Exercise material:
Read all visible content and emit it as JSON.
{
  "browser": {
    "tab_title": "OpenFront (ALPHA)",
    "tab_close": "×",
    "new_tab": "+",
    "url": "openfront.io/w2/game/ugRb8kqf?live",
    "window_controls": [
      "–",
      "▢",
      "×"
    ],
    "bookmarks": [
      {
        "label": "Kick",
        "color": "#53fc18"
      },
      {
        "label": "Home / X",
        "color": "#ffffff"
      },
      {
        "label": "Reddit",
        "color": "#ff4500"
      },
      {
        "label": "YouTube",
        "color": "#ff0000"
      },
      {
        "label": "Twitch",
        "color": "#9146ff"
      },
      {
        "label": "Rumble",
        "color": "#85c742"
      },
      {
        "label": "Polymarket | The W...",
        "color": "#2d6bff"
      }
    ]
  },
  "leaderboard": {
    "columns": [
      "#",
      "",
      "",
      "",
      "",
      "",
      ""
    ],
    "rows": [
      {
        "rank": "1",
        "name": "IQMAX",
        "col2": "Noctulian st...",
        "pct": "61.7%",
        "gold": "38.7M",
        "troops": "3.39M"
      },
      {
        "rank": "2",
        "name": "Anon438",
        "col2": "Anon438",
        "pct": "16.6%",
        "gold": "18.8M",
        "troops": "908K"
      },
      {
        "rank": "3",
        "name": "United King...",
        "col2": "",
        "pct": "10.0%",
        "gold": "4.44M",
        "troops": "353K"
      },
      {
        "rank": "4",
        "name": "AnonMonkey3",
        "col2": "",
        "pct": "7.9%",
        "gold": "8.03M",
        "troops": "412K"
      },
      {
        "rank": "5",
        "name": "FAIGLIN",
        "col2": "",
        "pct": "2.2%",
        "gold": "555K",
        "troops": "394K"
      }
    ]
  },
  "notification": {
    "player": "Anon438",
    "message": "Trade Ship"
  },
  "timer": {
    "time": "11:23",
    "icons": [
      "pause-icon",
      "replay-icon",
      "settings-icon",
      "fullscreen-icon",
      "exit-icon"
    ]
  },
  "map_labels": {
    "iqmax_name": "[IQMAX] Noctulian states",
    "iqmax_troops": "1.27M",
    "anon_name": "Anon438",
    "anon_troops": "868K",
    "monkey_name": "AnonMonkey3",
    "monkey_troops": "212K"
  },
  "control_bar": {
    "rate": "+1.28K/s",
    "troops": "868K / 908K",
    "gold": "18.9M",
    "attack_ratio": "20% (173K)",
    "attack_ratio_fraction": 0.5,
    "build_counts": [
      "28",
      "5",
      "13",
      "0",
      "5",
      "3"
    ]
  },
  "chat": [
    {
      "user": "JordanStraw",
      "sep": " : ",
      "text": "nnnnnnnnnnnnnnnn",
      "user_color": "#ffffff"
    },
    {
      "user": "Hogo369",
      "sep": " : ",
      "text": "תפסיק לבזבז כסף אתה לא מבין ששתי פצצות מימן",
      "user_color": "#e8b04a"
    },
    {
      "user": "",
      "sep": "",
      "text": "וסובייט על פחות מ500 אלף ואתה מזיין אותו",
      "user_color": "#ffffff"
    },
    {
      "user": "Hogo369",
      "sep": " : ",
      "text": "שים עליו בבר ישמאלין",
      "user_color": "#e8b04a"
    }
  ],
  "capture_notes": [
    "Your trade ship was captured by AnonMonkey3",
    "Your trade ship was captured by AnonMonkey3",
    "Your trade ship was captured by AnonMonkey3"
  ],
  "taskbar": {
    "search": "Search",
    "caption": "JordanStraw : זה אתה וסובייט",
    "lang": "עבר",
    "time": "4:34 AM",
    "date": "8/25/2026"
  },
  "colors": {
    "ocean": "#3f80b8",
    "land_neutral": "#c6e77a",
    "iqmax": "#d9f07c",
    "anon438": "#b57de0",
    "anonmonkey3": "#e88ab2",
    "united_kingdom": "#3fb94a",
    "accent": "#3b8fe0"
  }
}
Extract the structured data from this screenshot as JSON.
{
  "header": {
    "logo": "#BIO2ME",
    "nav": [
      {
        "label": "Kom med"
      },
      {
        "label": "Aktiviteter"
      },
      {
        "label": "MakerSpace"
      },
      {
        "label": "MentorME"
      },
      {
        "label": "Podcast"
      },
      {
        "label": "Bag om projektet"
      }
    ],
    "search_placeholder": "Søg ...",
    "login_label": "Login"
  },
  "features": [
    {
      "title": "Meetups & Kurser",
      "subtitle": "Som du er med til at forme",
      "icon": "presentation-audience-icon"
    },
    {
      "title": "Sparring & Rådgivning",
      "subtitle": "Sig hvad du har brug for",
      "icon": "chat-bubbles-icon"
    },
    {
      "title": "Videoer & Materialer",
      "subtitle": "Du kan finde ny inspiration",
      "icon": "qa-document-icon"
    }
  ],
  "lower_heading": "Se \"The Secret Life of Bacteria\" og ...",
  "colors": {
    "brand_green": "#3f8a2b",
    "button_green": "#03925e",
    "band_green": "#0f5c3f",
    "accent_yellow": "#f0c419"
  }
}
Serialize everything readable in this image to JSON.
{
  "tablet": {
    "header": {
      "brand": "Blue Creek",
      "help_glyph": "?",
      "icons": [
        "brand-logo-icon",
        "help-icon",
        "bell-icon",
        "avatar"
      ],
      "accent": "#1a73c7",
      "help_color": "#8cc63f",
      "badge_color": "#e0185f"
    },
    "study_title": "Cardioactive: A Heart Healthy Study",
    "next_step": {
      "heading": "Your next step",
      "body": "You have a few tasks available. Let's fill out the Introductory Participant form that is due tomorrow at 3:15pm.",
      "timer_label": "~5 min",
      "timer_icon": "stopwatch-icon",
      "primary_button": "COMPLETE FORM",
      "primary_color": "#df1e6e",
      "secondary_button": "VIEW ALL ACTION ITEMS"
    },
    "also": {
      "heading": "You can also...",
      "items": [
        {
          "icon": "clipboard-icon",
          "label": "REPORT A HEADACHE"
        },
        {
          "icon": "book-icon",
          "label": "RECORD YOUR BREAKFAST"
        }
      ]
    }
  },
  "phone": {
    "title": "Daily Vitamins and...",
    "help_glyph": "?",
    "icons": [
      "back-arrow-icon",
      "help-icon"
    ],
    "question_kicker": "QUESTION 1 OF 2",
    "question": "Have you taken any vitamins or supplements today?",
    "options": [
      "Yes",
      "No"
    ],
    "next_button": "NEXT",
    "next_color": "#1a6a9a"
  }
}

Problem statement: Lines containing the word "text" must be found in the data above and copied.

Output below:
      "text": "nnnnnnnnnnnnnnnn",
      "text": "תפסיק לבזבז כסף אתה לא מבין ששתי פצצות מימן",
      "text": "וסובייט על פחות מ500 אלף ואתה מזיין אותו",
      "text": "שים עליו בבר ישמאלין",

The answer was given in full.